How do you recommend people enjoy your vodka?

We recommend you enjoy Vestal in a large wine glass with one cube of ice or mixed in sumptuous cocktails , it might be considered a basic cocktail but a Vestal vodka martini is hard to beat.

Tasting Notes

  • Nose:  Pleasantly toasty, with some white pepper spice, very clean, no spirit volatility
  • Neat:  Light on the palette with a crisp finish, but not austere, a hint of creaminess. Little spirit heat. Overall, very subtle.
  • Martini: Given the delicacy of the spirit I opted for 5ml Dolin Dry Vermouth to 60ml of the vodka with a lemon twist. This resulted in a Martini that was dangerously delicious.  The spirit really opened up the resulting cocktail offered some peppery spice and a lovely weight on the palette with a crisp finish. I had to have another!

The Take Home

So has Vestal Vodka found a way to introduce a vodka with both quality and distinction in an authentic way?
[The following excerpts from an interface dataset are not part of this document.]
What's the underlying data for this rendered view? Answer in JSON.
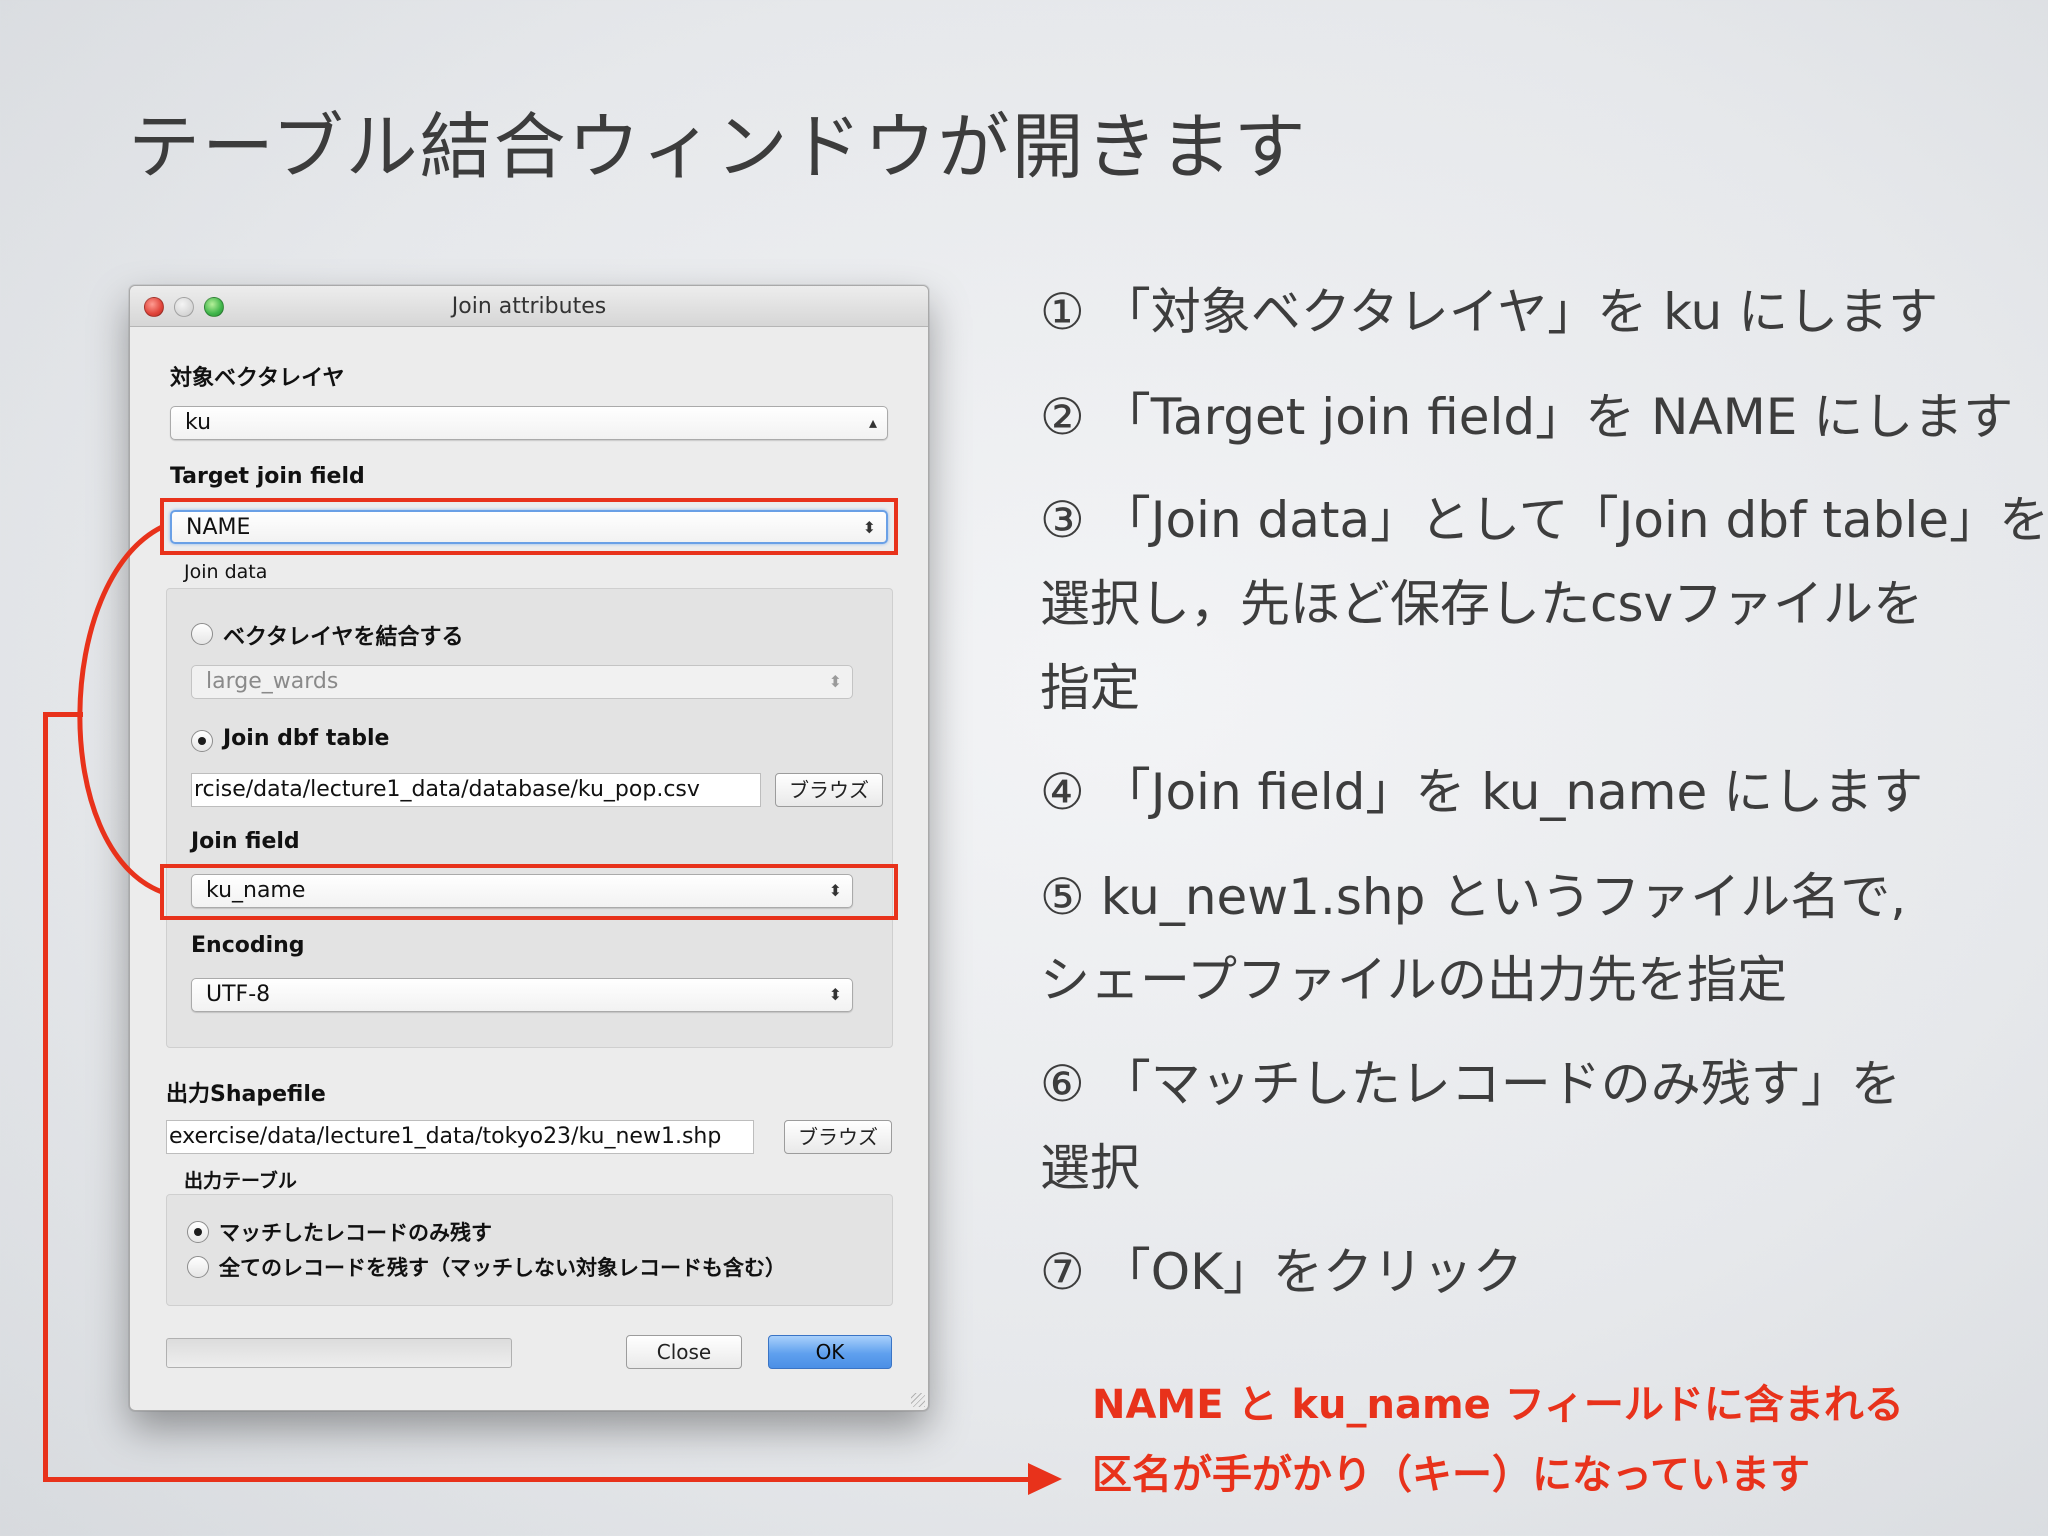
{
  "slide": {
    "title": "テーブル結合ウィンドウが開きます"
  },
  "dialog": {
    "window_title": "Join attributes",
    "target_layer_label": "対象ベクタレイヤ",
    "target_layer_value": "ku",
    "target_join_field_label": "Target join field",
    "target_join_field_value": "NAME",
    "join_data_label": "Join data",
    "radio_join_vector_label": "ベクタレイヤを結合する",
    "join_vector_value": "large_wards",
    "radio_join_dbf_label": "Join dbf table",
    "dbf_path_value": "rcise/data/lecture1_data/database/ku_pop.csv",
    "browse_label": "ブラウズ",
    "join_field_label": "Join field",
    "join_field_value": "ku_name",
    "encoding_label": "Encoding",
    "encoding_value": "UTF-8",
    "output_shapefile_label": "出力Shapefile",
    "output_path_value": "exercise/data/lecture1_data/tokyo23/ku_new1.shp",
    "output_table_label": "出力テーブル",
    "radio_matching_label": "マッチしたレコードのみ残す",
    "radio_all_label": "全てのレコードを残す（マッチしない対象レコードも含む）",
    "close_label": "Close",
    "ok_label": "OK",
    "selected_join_source": "Join dbf table",
    "selected_output_option": "マッチしたレコードのみ残す"
  },
  "instructions": [
    "① 「対象ベクタレイヤ」を ku にします",
    "② 「Target join field」を NAME にします",
    "③ 「Join data」として「Join dbf table」を",
    "選択し，先ほど保存したcsvファイルを",
    "指定",
    "④ 「Join field」を ku_name にします",
    "⑤ ku_new1.shp というファイル名で,",
    "シェープファイルの出力先を指定",
    "⑥ 「マッチしたレコードのみ残す」を",
    "選択",
    "⑦ 「OK」をクリック"
  ],
  "note": {
    "line1": "NAME と ku_name フィールドに含まれる",
    "line2": "区名が手がかり（キー）になっています"
  },
  "colors": {
    "annotation_red": "#e8321b",
    "ok_button_blue": "#5fa0ee"
  }
}
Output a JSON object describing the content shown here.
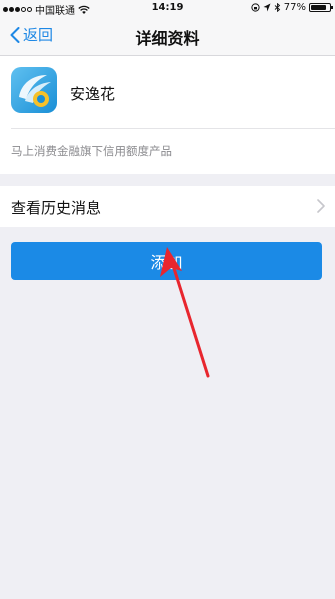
{
  "status_bar": {
    "carrier": "中国联通",
    "time": "14:19",
    "battery": "77%",
    "battery_level": 0.77,
    "signal_bars_filled": 3,
    "signal_bars_total": 5
  },
  "nav": {
    "back_label": "返回",
    "title": "详细资料"
  },
  "profile": {
    "name": "安逸花",
    "description": "马上消费金融旗下信用额度产品",
    "icon": "app-logo-icon"
  },
  "history": {
    "label": "查看历史消息"
  },
  "actions": {
    "add_label": "添加"
  },
  "colors": {
    "accent": "#1b8ae6",
    "background": "#efeff4",
    "annotation_arrow": "#e8262e"
  }
}
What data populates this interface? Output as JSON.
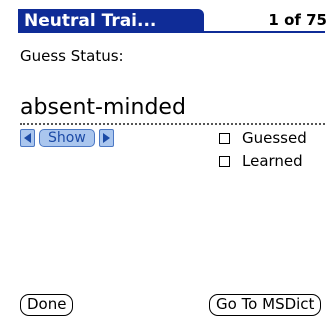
{
  "header": {
    "title": "Neutral Trai...",
    "counter": "1 of 75"
  },
  "status": {
    "label": "Guess Status:"
  },
  "word": {
    "text": "absent-minded"
  },
  "nav": {
    "show_label": "Show",
    "prev_icon": "left-triangle-icon",
    "next_icon": "right-triangle-icon"
  },
  "checks": [
    {
      "label": "Guessed",
      "checked": false
    },
    {
      "label": "Learned",
      "checked": false
    }
  ],
  "footer": {
    "done_label": "Done",
    "msdict_label": "Go To MSDict"
  },
  "colors": {
    "title_bg": "#0f2c97",
    "button_fill": "#aac6ee",
    "button_border": "#4c78c4"
  }
}
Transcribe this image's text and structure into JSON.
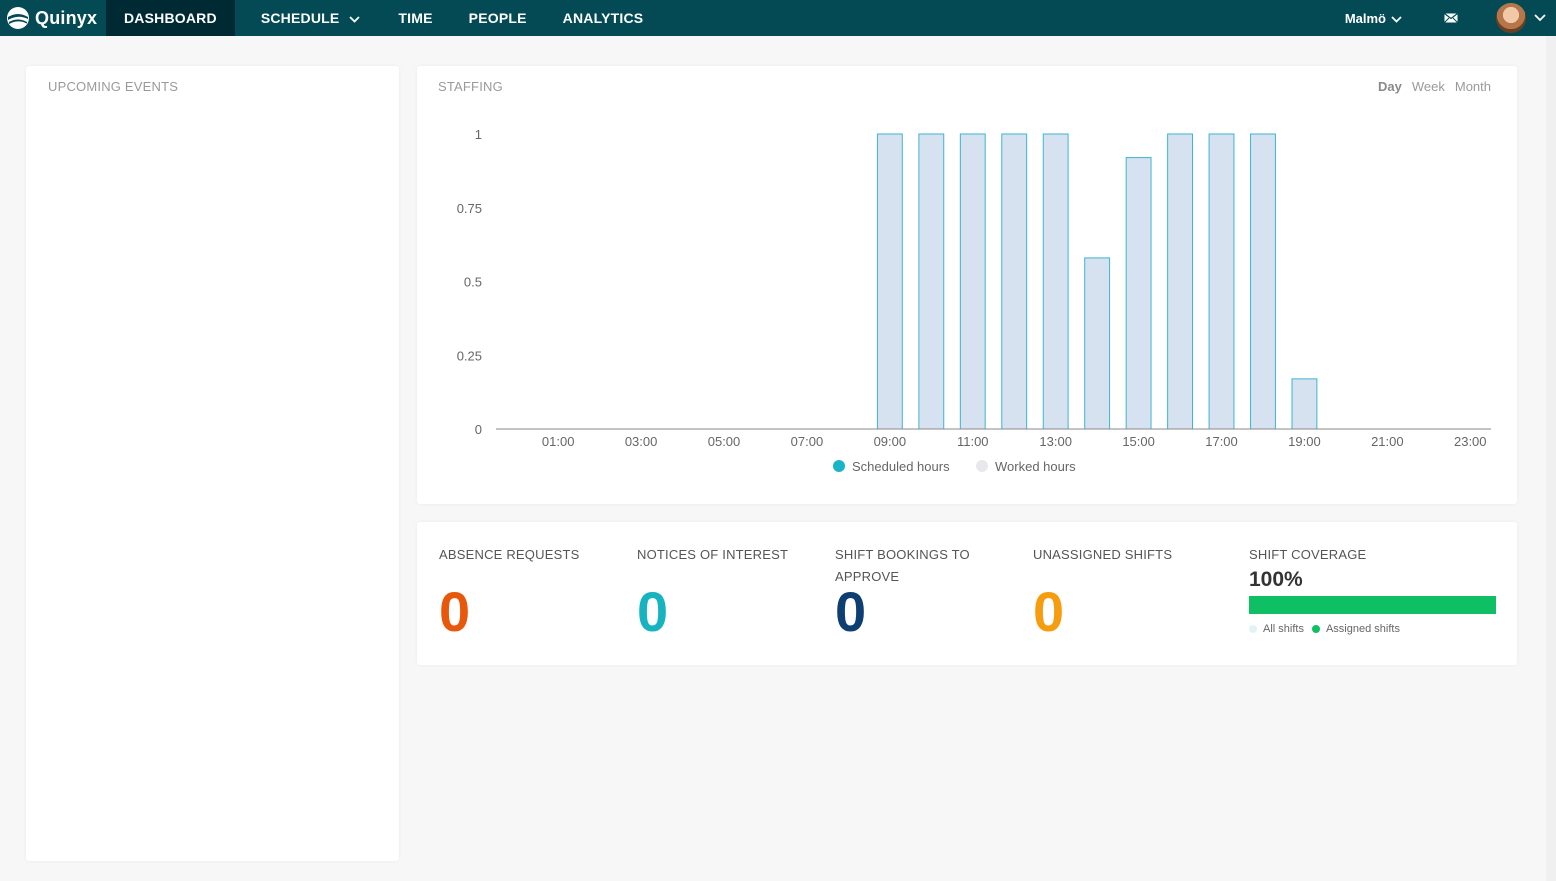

I think so. Their commitment to the production style, it’s design and flavour profile as a spirit, along with a very personalised approach to carving out a niche and building relationships at the right end of the market means that this fine spirit will find it’s place for people who appreciate spirits of both finesse and complexity.

It’s one of the most delicious things I’ve sipped for years: 5/5 stars.

Details

Disclaimer: this review is of an unsolicited samples provided by the distributor, opinions expressed regarding the product are my own.

Leave a Reply

Fill in your details below or click an icon to log in:

WordPress.com Logo

You are commenting using your WordPress.com account. Log Out /  Change )

Google photo

You are commenting using your Google account. Log Out /  Change )

Twitter picture

You are commenting using your Twitter account. Log Out /  Change )

Facebook photo

You are commenting using your Facebook account. Log Out /  Change )

Connecting to %s

This site uses Akismet to reduce spam. Learn how your comment data is processed.